▶ **ACTIVITY**
Out of the entries that follow, copy each line containing "Laboratoire".

▶ **Excerpts from an interface dataset**
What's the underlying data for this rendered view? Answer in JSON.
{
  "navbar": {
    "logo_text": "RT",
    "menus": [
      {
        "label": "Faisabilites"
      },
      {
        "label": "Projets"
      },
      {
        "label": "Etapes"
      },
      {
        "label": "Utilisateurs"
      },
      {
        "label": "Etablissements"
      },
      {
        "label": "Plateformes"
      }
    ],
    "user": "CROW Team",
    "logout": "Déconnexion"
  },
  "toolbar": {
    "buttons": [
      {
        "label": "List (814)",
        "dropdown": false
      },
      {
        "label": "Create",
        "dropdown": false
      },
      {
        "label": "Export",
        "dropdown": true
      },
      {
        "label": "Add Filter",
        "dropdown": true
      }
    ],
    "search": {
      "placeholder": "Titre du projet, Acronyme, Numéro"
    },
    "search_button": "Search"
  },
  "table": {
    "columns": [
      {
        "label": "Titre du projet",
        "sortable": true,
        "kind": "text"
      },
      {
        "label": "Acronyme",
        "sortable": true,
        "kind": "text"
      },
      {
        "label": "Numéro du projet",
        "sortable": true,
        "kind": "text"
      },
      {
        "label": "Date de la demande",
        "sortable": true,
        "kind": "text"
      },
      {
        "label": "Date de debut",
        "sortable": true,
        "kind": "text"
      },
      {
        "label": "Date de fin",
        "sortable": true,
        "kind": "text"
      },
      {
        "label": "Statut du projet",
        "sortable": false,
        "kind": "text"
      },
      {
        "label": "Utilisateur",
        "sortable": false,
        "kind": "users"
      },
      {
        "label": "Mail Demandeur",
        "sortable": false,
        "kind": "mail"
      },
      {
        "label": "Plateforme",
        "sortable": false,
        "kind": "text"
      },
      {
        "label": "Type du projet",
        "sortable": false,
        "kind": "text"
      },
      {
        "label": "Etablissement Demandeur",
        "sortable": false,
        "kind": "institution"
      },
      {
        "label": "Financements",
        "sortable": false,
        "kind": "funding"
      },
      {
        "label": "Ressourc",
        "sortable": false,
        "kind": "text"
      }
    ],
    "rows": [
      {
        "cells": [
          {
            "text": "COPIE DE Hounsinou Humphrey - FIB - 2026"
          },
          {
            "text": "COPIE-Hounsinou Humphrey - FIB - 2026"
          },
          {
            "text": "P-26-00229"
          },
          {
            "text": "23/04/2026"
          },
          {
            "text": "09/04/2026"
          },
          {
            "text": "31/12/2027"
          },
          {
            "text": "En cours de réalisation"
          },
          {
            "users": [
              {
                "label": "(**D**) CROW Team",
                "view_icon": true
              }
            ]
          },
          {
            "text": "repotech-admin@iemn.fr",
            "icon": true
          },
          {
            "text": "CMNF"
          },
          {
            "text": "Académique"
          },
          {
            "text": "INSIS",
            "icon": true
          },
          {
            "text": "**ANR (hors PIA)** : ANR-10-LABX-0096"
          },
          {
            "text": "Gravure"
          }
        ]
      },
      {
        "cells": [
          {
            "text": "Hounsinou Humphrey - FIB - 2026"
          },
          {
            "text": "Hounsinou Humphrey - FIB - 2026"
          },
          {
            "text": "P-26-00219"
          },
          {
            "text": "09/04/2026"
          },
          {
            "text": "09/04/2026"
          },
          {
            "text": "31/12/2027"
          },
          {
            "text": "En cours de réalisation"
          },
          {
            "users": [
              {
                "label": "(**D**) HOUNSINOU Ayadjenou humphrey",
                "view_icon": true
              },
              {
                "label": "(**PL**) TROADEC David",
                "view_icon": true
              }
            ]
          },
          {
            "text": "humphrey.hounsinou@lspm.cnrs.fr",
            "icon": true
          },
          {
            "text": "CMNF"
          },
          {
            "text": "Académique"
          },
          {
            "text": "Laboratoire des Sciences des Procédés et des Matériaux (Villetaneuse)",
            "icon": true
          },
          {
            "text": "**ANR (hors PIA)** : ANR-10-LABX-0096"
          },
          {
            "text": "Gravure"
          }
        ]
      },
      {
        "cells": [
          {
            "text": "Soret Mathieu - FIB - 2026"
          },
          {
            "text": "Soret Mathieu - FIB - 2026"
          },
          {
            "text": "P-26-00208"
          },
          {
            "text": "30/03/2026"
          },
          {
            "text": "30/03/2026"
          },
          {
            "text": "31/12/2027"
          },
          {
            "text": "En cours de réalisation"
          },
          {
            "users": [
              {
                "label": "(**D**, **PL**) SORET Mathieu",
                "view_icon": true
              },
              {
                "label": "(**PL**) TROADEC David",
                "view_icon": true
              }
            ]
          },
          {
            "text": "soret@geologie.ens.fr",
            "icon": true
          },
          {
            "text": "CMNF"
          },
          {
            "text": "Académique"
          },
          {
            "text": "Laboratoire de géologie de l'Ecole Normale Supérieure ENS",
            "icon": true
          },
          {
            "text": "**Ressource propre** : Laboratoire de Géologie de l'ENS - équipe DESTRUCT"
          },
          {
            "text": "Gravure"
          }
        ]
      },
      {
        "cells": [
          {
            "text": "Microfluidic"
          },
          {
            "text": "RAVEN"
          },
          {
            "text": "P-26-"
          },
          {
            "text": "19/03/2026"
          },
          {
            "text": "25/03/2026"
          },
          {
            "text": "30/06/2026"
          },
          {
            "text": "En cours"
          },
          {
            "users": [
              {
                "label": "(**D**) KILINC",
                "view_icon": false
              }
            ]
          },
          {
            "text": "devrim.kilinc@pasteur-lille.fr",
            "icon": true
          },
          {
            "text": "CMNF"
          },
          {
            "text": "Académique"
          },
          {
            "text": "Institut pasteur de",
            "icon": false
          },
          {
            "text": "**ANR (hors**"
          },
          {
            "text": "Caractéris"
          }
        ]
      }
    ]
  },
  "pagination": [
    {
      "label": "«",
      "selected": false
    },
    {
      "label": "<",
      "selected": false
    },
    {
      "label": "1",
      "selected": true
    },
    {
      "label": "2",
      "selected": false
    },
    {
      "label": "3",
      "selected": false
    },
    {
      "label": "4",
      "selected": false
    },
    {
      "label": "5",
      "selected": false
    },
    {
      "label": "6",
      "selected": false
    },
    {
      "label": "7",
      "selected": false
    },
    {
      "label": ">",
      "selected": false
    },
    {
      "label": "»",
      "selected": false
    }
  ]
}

▶ **RESPONSE AREA**
            "text": "Laboratoire des Sciences des Procédés et des Matériaux (Villetaneuse)",
            "text": "Laboratoire de géologie de l'Ecole Normale Supérieure ENS",
            "text": "**Ressource propre** : Laboratoire de Géologie de l'ENS - équipe DESTRUCT"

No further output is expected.